### Exercise goal
Render every entry exactly as it appears.

[Items from an interface collection]
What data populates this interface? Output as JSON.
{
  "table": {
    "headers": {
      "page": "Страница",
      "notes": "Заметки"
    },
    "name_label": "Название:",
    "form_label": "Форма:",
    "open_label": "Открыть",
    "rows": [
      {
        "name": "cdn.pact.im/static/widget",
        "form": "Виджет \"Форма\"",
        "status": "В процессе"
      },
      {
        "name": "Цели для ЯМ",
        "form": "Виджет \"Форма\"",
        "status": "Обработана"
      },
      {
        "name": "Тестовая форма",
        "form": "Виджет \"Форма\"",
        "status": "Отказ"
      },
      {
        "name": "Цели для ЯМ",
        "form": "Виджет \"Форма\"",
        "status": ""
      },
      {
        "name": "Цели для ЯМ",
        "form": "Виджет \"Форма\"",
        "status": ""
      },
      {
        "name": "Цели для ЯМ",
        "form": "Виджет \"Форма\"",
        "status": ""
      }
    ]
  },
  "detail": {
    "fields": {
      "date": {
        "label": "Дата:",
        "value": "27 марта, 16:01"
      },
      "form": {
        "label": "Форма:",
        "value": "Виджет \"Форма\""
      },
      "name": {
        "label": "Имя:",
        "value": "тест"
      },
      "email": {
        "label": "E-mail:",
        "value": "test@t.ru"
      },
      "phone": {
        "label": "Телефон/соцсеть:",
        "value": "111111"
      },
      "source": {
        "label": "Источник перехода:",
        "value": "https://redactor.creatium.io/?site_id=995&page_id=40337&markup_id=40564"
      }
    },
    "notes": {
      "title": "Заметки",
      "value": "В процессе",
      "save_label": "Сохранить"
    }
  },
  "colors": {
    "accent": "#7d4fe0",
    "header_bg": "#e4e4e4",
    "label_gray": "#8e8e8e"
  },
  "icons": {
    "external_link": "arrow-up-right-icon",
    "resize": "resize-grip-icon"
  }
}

### Exercise result
What data populates this interface? Output as JSON.
{
  "table": {
    "headers": {
      "page": "Страница",
      "notes": "Заметки"
    },
    "name_label": "Название:",
    "form_label": "Форма:",
    "open_label": "Открыть",
    "rows": [
      {
        "name": "cdn.pact.im/static/widget",
        "form": "Виджет \"Форма\"",
        "status": "В процессе"
      },
      {
        "name": "Цели для ЯМ",
        "form": "Виджет \"Форма\"",
        "status": "Обработана"
      },
      {
        "name": "Тестовая форма",
        "form": "Виджет \"Форма\"",
        "status": "Отказ"
      },
      {
        "name": "Цели для ЯМ",
        "form": "Виджет \"Форма\"",
        "status": ""
      },
      {
        "name": "Цели для ЯМ",
        "form": "Виджет \"Форма\"",
        "status": ""
      },
      {
        "name": "Цели для ЯМ",
        "form": "Виджет \"Форма\"",
        "status": ""
      }
    ]
  },
  "detail": {
    "fields": {
      "date": {
        "label": "Дата:",
        "value": "27 марта, 16:01"
      },
      "form": {
        "label": "Форма:",
        "value": "Виджет \"Форма\""
      },
      "name": {
        "label": "Имя:",
        "value": "тест"
      },
      "email": {
        "label": "E-mail:",
        "value": "test@t.ru"
      },
      "phone": {
        "label": "Телефон/соцсеть:",
        "value": "111111"
      },
      "source": {
        "label": "Источник перехода:",
        "value": "https://redactor.creatium.io/?site_id=995&page_id=40337&markup_id=40564"
      }
    },
    "notes": {
      "title": "Заметки",
      "value": "В процессе",
      "save_label": "Сохранить"
    }
  },
  "colors": {
    "accent": "#7d4fe0",
    "header_bg": "#e4e4e4",
    "label_gray": "#8e8e8e"
  },
  "icons": {
    "external_link": "arrow-up-right-icon",
    "resize": "resize-grip-icon"
  }
}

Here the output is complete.